Date: 2012
Abstract: This research introduces an anthropological perspective in the debate on religious identity and the workplace. In particular, it examines the relationship between Jewish identity and practices and the workplace in Belgium, with a focus on gender issues. Thanks to in-depth interviews with a number of Jewish women in Brussels about their daily experiences in the workplace and extensive field work in this community, valuable and generally difficult to access data regarding Jewish women’s workplace participation, perceptions, and experiences has been collected and analyzed. There is a complex relationship between Jewish identity, practices and the perception of the respondents as it relates to the workplace and their own position. Perceived hostility towards Israel and the Jewry is a recurrent issue amongst the respondents. As Judaism is often connected to the State of Israel and the current political climate, individual Jewish women are sometimes confronted with unpleasant or negative comments or experiences in the workplace. Besides forming a strong deterrent for many of the respondents to participate in the mainstream workforce, this puts a lot of pressure on those women working for non-Jewish organizations. To a certain extent, Jewish practices are adapted, modified and negotiated by the working Jewish women to meet the demands of dominant norms in the modern Belgian workplace. In addition, the ‘coping mechanisms’ that are applied by the respondents are frequently gender-specific and family-motivated.
Author(s): Tzadik, Efrat
Date: 2016
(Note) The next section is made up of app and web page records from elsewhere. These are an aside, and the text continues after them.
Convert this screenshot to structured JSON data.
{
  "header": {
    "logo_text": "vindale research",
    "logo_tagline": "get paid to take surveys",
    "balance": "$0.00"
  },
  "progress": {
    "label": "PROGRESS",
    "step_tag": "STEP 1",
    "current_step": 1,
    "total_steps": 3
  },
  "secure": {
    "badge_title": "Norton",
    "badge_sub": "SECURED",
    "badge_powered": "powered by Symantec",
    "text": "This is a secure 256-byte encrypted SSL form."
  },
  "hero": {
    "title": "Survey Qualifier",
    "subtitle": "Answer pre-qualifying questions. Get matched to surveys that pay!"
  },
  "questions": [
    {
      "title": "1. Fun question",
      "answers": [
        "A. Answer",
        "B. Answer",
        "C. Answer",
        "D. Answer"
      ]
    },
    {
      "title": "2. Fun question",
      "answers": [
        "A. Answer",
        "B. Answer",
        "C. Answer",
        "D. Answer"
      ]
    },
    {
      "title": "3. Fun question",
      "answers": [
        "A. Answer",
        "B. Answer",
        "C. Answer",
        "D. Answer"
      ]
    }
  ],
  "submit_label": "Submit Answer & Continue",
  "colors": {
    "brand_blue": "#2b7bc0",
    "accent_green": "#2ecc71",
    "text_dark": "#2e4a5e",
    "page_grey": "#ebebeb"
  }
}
Abstract: Changing one’s place of residency creates new challenges, such as how to preserve social, cultural, ethnic or national identities and how to create a comfortable living environment in the new country; creating a new ‘home.’ In this article I explore ways in which migrant women transform a new place into a space, into a new home. More specifically, this article answers the question of the mechanisms used by Israeli women who immigrated to Belgium in order to create a setting wherein they feel a sense of comfort and belonging. I call this mechanism ‘social bubbles’, a term taken from Cohen (1992) in his work about types of tourists. Cohen named it ‘environmental bubbles’. My aim is to develop the use of the term for general migration. Looking at a religious group is often discussed in terms of ‘enclaves’ (Sivan, 1991; Valins, 2003). Enclaves are social forms where people live completely within the boundaries of the group. Individuals are not obliged to remain in the community (in the enclaves) but there is social pressure to do so. I compare the term ‘enclave’ with ‘social bubble’ and explain that the use of the term is more flexible, dynamic and leads to a new perspective on the whole phenomenon of integration of social groups: religious, ethnic, national and for different migration purposes; asylum seekers, expatriates, refugees and others. Although the concept of bubbles could describe social groups, such as Jewish people in Brussels, Belgium, this article focuses mainly on Israelis who immigrated to Brussels.